▶ Exercise objective:
Look through the material and copy each line holding "ROAD".

Input data: Begin

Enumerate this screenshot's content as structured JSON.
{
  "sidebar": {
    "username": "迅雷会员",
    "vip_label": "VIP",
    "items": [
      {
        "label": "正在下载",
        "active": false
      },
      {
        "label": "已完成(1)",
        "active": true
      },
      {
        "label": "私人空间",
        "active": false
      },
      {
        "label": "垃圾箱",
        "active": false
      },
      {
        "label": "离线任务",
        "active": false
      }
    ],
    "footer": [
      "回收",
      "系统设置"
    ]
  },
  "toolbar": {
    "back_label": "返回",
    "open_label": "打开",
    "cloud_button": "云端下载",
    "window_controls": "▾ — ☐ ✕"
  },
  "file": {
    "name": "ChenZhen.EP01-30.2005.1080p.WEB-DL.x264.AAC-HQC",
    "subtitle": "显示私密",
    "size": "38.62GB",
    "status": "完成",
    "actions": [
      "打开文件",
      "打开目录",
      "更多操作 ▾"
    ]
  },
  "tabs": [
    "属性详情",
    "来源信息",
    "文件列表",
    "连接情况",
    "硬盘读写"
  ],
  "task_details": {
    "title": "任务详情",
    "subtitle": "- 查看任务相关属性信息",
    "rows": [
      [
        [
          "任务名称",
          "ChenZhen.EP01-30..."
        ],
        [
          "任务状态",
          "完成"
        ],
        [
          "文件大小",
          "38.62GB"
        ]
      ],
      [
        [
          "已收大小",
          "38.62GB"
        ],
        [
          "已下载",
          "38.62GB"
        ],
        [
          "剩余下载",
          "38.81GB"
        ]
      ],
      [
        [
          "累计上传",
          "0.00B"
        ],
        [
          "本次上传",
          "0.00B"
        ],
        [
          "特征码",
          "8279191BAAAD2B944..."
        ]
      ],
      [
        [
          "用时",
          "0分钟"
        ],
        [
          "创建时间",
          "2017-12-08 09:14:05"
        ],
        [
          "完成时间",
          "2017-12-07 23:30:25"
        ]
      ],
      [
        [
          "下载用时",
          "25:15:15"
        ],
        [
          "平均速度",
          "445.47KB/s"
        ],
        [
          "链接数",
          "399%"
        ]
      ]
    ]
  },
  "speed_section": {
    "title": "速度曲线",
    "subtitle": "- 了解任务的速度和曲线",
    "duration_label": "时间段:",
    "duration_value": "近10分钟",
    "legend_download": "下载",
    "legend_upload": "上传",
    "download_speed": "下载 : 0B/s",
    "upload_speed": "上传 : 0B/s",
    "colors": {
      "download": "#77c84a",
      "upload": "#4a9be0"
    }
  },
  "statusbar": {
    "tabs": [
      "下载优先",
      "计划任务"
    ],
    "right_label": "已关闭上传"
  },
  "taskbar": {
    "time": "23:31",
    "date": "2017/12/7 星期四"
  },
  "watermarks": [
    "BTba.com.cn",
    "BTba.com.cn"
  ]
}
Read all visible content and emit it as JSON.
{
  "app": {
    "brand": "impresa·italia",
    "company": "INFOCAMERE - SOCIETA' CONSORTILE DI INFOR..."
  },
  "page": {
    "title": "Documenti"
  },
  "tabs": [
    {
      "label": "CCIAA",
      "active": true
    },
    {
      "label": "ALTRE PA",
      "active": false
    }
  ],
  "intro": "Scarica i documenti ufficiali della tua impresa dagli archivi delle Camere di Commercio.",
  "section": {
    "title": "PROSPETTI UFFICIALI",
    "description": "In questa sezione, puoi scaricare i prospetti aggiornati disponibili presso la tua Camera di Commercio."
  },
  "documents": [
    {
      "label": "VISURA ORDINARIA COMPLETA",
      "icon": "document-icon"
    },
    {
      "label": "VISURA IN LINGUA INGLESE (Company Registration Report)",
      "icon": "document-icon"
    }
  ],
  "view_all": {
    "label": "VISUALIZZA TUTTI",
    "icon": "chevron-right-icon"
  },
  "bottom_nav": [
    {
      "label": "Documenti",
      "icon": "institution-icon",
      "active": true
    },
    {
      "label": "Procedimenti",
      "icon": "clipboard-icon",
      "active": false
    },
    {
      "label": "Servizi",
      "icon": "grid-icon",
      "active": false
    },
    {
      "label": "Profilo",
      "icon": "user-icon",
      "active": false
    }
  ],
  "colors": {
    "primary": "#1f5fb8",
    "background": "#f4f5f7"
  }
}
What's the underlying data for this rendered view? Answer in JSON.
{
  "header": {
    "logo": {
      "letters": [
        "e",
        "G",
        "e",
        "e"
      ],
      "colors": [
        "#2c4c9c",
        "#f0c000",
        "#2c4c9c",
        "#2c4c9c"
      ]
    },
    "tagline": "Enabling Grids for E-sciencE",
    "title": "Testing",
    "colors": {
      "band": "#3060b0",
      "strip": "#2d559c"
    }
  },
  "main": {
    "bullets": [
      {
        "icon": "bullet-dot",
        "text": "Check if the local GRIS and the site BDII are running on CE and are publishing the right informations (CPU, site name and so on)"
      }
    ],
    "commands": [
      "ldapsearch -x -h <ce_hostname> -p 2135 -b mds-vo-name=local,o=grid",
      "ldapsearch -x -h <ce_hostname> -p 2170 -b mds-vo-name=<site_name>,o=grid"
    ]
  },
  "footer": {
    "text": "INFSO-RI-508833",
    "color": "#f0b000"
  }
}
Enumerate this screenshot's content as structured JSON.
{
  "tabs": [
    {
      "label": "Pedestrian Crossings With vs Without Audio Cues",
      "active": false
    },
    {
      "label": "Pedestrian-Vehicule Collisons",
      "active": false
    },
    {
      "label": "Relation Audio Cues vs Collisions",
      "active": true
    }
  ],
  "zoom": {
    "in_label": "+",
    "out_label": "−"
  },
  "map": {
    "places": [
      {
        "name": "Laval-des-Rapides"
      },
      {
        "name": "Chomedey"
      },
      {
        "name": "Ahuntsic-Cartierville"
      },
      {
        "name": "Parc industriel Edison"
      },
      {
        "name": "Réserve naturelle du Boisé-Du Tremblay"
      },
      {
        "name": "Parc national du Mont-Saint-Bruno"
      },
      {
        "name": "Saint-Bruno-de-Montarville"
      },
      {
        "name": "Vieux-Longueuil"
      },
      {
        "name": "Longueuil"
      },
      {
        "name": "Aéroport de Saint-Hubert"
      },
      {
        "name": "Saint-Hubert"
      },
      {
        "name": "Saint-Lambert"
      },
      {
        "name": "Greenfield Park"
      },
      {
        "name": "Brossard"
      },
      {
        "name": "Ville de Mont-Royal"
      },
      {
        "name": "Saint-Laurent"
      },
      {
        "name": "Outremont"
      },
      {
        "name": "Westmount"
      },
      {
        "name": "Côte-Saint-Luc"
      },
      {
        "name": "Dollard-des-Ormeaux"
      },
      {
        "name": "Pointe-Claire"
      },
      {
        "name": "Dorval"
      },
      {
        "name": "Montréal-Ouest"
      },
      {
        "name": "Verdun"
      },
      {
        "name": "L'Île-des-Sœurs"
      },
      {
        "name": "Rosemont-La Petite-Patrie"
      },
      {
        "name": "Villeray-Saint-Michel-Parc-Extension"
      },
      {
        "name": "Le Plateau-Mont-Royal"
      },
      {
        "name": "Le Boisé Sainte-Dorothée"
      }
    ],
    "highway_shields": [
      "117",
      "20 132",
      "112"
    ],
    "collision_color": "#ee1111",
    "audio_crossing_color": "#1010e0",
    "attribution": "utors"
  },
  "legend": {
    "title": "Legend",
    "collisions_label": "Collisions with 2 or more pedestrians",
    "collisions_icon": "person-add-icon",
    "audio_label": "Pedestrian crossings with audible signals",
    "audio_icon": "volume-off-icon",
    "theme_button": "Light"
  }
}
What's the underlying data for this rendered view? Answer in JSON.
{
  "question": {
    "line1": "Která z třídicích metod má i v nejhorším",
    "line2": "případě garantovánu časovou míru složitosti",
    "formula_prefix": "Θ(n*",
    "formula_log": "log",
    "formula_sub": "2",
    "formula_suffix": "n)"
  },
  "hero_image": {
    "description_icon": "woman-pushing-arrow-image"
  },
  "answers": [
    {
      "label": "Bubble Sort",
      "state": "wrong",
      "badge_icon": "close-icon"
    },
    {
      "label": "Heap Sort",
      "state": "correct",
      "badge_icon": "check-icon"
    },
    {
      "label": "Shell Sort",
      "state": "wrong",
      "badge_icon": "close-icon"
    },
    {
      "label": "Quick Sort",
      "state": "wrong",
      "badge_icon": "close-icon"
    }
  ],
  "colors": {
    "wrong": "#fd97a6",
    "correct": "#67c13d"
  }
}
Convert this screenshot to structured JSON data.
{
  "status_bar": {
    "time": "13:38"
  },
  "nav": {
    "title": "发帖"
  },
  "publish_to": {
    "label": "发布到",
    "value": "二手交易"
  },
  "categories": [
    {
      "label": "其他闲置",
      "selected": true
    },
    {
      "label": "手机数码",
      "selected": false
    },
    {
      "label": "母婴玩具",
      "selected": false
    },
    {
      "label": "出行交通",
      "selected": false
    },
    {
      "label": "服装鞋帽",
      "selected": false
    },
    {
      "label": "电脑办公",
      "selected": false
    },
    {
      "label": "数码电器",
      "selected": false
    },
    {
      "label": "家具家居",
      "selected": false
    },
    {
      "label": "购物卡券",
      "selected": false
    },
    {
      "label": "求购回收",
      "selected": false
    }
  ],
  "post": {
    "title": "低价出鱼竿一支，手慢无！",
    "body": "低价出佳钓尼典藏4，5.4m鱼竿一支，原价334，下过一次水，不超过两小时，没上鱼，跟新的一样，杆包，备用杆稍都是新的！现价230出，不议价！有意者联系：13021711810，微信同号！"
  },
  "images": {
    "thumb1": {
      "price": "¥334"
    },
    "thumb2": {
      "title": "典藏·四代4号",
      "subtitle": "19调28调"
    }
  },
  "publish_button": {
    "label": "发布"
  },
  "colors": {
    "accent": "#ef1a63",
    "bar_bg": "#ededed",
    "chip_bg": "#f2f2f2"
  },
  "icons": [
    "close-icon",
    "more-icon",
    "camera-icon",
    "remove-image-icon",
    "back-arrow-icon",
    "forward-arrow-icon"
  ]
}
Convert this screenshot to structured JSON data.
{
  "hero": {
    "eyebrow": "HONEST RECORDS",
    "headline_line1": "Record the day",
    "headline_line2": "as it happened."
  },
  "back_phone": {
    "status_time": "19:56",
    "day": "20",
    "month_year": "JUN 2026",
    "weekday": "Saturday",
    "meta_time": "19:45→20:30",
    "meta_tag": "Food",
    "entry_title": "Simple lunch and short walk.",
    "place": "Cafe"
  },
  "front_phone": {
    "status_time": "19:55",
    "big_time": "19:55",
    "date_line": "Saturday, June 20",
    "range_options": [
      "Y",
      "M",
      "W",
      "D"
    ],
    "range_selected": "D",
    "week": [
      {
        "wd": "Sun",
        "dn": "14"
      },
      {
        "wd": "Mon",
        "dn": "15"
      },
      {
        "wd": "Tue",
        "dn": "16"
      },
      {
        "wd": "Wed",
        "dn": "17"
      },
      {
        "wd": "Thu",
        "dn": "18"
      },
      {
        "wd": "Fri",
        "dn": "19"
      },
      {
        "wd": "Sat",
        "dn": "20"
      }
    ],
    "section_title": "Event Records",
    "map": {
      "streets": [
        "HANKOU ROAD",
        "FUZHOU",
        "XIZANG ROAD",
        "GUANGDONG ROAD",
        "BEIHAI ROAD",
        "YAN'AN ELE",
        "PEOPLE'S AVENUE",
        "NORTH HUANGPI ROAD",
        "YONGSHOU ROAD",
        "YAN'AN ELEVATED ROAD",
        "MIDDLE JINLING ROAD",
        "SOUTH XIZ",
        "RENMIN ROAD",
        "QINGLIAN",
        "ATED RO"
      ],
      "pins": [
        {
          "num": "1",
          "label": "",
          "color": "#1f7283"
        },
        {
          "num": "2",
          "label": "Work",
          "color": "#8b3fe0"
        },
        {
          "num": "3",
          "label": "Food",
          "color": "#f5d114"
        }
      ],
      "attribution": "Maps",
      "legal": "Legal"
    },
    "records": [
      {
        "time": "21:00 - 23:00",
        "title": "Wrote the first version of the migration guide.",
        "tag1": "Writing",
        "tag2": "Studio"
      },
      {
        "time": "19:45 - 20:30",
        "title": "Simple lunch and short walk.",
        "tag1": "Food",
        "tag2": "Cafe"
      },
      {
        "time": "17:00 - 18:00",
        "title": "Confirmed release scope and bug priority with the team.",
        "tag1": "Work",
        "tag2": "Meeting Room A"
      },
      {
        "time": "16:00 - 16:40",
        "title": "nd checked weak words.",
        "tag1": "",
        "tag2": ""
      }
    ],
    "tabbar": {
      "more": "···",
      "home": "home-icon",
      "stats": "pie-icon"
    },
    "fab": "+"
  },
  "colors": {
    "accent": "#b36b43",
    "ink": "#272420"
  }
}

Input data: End

▶ Completed task:
        "HANKOU ROAD",
        "XIZANG ROAD",
        "GUANGDONG ROAD",
        "BEIHAI ROAD",
        "NORTH HUANGPI ROAD",
        "YONGSHOU ROAD",
        "YAN'AN ELEVATED ROAD",
        "MIDDLE JINLING ROAD",
        "RENMIN ROAD",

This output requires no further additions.